Punch needle can be done with many different kinds of threads or yarns...since these are punch needle quilt blocks, I'm using Pearl Cotton. There are many different types of punch needle needles-some of them have a dial that can change the size of the loop that the needle makes. I prefer using a needle that doesn't have a dial and therefore always makes the same size loop. If you are using a needle with a dial-try out different settings until you find the one best for your project. For quilt blocks, I recommend a short loop.
Any simple applique pattern-with fairly large shapes-works wonderfully for punch needle. My patterns are from the book: The Wickersham Signature Quilt from The State Museum of Pennsylvania, by Patricia Harants. The Wickersham Quilt was made in the mid-1850s in York County, Pennsylvania.
Here's the block I'm working on now. You can see the marked pattern, partially worked. Embroidery hoops come in two parts. Put the whole ring under the block. Open the screw (but don't let it come loose) and slip the top of the hoop over the block/bottom of the hoop.
Tighten the screw. You want the fabric as tight as possible in the hoop (like a drum) so if you need to, pull gently on the fabric around the hoop.
Now thread your needle. Put the needle threader along the groove all the way through the needle. (Click on the pictures to enlarge.)
Now put your thread through the end loop of the threader...
and pull the threader completely out of the needle (with the thread! :)
Gently pull the thread out of the threader.
Hold the thread as shown and...
put the threader through the hole in the needle.
Put the thread through the end loop of the threader and pull the threader (and thread) back out the hole.
Here's the threaded needle. Leave only a small tail of thread.
Now you're ready to punch. Your needle should be held so that you do not
see the groove in the needle-only the hole. (You can also punch with the needle facing side ways.) You will be punching towards your body.
Push the needle all the way in.
Lift the needle out just enough to clear the fabric and in it goes again for your next stitch. (Don't worry about the tail-we'll leave that for now.)
Keep punching-remember to have the needle go all the way in on each stitch.
Go along the outside, drawn line of your design.
The next row goes right up next to the first row...you'll slowly fill in the design. Remember to keep the thread loose coming off the spool.
The rows should be close together but don't worry if there's some fabric between rows. Look on the other side-the front side-at the loops and you'll see that its filling in nicely.
Oops! What if I take a break and when I come back some stitches have come out? Or, what if my thread was pulled too tightly off the spool and the stitches came out?
Don't worry! Here you see how a stitch has come out. Now, how do I get the thread back to being short-just a stitch from my fabric?

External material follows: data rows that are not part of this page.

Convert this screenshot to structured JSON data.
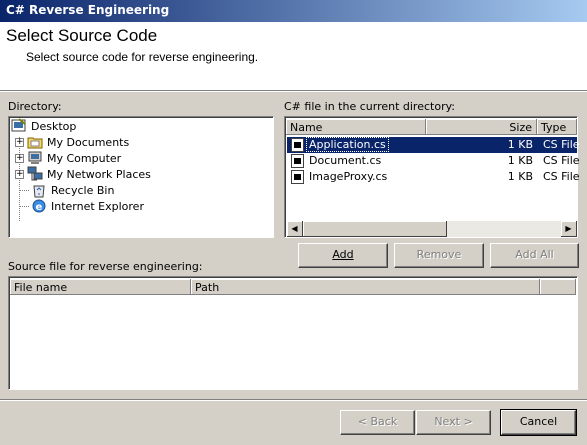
{
  "window": {
    "title": "C# Reverse Engineering"
  },
  "header": {
    "title": "Select Source Code",
    "subtitle": "Select source code for reverse engineering."
  },
  "directory": {
    "label": "Directory:",
    "items": [
      {
        "label": "Desktop",
        "icon": "desktop-icon",
        "expandable": false
      },
      {
        "label": "My Documents",
        "icon": "folder-icon",
        "expandable": true
      },
      {
        "label": "My Computer",
        "icon": "computer-icon",
        "expandable": true
      },
      {
        "label": "My Network Places",
        "icon": "network-icon",
        "expandable": true
      },
      {
        "label": "Recycle Bin",
        "icon": "recycle-bin-icon",
        "expandable": false
      },
      {
        "label": "Internet Explorer",
        "icon": "internet-explorer-icon",
        "expandable": false
      }
    ]
  },
  "files": {
    "label": "C# file in the current directory:",
    "columns": {
      "name": "Name",
      "size": "Size",
      "type": "Type"
    },
    "rows": [
      {
        "name": "Application.cs",
        "size": "1 KB",
        "type": "CS File",
        "selected": true
      },
      {
        "name": "Document.cs",
        "size": "1 KB",
        "type": "CS File",
        "selected": false
      },
      {
        "name": "ImageProxy.cs",
        "size": "1 KB",
        "type": "CS File",
        "selected": false
      }
    ],
    "scroll_left": "◀",
    "scroll_right": "▶"
  },
  "actions": {
    "add": "Add",
    "remove": "Remove",
    "add_all": "Add All"
  },
  "source": {
    "label": "Source file for reverse engineering:",
    "columns": {
      "file_name": "File name",
      "path": "Path"
    }
  },
  "footer": {
    "back": "< Back",
    "next": "Next >",
    "cancel": "Cancel"
  },
  "colors": {
    "title_start": "#0a246a",
    "title_end": "#a6caf0",
    "selection": "#0a246a",
    "face": "#d4d0c8"
  }
}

Just gently pull of the end of the thread...remember gently! just until the needle touches the fabric. Now punch some more.

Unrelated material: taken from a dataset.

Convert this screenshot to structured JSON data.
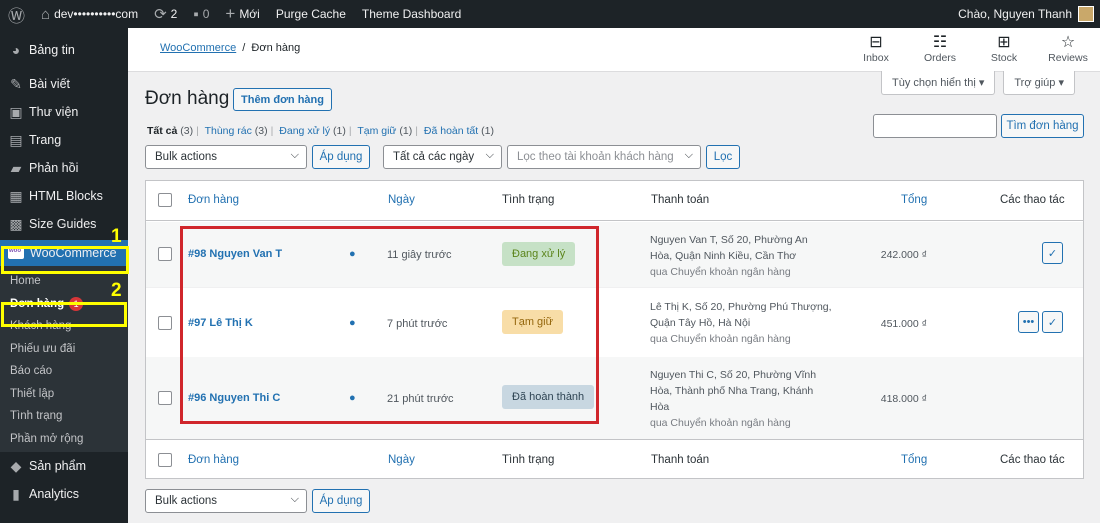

Finished! How do I end? Hold your thumb on the needle and thread and gently pull the needle away from your work.
Now snip the thread very close. (You can snip the beginning tail now too.)
There, a leaf all punched and threads neatly trimmed.
Here's how it looks on the right side. (I don't see any funky long loops on this leaf but don't worry if you have some. I'll post a part 2 tutorial on how to finish up your punch needle that will cover that and more.)
Once you've finished part of your block and you have to move your hoop, you will have to have some of the punched area under the hoop. Its fine, it won't be permanently squooshed or anything but it will mean that the fabric won't be quite as tight in the hoop and you may have to gently pull on the fabric around the hoop now and then.
Hope that's helpful for getting started on your Punch Needle Quilt or any punch needle project.